A class of neurons that respond when a person performs certain physical movement and also when another person is observed doing the same. They underlie imitative action and awareness and understanding of another person's act, intention or emotion. It has been found that people with autism have a lack of mirrir neuron activity in several part of the brain.
References in periodicals archive ?
The discovery of a new class of neurons named mirror neurons (Umilta et al.
When you wince while seeing someone experience pain -- a phenomenon called "neural resonance" -- mirror neurons are responsible.
A group of scientists led by Evelyne Kohler have made experiments to see if the mirror neurons of the monkeys discharge when they hear someone acts.
Despite that potential benefit, for our mirror neurons to be activated, we need characters to feel for.
JS: Our mirror neurons help us to behave and feel in the same way that other people do in a real context or on the screen without any concrete movement.

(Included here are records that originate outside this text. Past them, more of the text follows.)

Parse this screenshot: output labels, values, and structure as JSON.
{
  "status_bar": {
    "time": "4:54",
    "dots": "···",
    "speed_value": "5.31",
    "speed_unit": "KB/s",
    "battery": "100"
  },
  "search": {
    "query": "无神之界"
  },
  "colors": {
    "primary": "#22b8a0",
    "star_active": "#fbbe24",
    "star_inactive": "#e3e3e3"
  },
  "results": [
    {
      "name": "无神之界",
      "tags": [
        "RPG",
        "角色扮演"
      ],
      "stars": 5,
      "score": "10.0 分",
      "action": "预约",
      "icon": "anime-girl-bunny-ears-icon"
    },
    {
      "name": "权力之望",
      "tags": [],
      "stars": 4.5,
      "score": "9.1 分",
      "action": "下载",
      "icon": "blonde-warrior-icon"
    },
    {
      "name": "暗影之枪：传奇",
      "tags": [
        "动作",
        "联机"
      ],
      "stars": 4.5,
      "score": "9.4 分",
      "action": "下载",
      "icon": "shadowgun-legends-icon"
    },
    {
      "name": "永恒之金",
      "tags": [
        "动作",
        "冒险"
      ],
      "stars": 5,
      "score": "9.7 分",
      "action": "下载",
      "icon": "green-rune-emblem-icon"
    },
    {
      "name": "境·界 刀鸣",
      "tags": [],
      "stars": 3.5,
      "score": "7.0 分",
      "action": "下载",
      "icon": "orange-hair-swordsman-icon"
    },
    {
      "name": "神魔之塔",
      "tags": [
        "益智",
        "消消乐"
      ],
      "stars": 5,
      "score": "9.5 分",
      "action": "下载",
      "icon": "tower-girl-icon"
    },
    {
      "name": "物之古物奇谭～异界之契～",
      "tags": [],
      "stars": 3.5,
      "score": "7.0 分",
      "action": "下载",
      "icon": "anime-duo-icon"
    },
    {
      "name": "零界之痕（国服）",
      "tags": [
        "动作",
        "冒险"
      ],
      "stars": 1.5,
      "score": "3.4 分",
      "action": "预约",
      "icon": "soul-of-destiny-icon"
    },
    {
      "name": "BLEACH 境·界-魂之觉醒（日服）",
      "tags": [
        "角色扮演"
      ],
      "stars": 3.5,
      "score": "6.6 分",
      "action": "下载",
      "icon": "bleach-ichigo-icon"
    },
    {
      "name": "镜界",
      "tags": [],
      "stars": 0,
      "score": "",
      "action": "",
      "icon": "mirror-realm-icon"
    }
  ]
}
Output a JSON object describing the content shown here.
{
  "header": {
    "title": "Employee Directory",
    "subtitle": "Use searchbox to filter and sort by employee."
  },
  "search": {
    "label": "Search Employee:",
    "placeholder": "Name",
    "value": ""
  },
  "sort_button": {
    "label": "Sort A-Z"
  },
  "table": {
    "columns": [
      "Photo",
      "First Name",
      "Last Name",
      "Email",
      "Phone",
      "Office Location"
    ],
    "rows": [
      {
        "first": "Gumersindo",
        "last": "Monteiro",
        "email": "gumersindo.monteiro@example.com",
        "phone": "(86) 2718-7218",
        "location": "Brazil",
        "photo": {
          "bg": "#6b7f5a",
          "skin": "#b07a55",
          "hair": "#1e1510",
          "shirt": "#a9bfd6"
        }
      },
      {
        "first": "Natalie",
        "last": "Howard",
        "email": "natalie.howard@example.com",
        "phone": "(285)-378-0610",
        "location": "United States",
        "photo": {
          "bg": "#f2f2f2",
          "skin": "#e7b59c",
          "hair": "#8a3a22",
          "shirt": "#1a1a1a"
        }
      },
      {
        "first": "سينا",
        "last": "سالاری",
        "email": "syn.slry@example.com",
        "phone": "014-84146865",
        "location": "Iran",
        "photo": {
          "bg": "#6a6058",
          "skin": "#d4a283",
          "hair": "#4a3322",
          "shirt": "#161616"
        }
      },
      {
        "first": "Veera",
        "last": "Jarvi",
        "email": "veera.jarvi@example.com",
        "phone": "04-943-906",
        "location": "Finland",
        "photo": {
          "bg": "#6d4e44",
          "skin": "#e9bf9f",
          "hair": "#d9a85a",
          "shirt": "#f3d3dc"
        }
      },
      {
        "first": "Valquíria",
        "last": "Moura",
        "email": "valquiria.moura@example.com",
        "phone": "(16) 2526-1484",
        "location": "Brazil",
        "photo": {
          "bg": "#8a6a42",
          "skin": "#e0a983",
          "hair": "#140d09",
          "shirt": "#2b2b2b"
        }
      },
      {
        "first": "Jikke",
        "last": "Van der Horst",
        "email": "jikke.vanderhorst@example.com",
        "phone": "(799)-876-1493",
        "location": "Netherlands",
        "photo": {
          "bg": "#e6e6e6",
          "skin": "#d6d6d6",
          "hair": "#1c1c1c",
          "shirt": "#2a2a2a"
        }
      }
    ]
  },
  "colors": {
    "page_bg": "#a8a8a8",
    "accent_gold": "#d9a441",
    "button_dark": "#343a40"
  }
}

We also come equipped with mirror neurons, brain cells that allow us to grasp and emulate others' emotions, laying the foundation for group responses aimed at the greater good.
The discovery of mirror neurons in the prefrontal cortex of monkeys (Gallese, Fadiga, Fogassi, & Rizzolatti, 1996) and humans (Mukamel, Ekstrom, Kaplan, Iacoboni, & Fried, 2010) based on non invasive neuroelectrophysiological assessment or functional brain imaging techniques showed that motor representations in the brain could be activated when individuals learn motor actions via execution (as in traditional motor learning), imitation, observation (as in observational learning) and motor imagery (Buccino, Binkofski, & Riggio, 2004; Page, Szaflarski, Eliassen, Pan, & Cramer, 2009; Stefan, Cohen, & Duque, 2005).
Of particular relevance for art is the fact that mirror neurons are normally activated not only by observing actual instances of emotional expression and action in others but also by seeing images of such phenomena.
But unlike dry business presentations, stories also activate deep brain structures--like the listener's mirror neurons and insula--that engage the listener's emotions.
Ramachandran suggests the development of mirror neurons was most likely the cause of rapid advancement in cognitive awareness, skills, and technology.
Some of these potential approaches to promote recovery of movement of the upper limb are based on the discovery of mirror neurons.
In fact, humans often mirror one another's emotions, and Matteo Rizzato and Davide Donelli's I Am Your Mirror explains how mirror neurons work.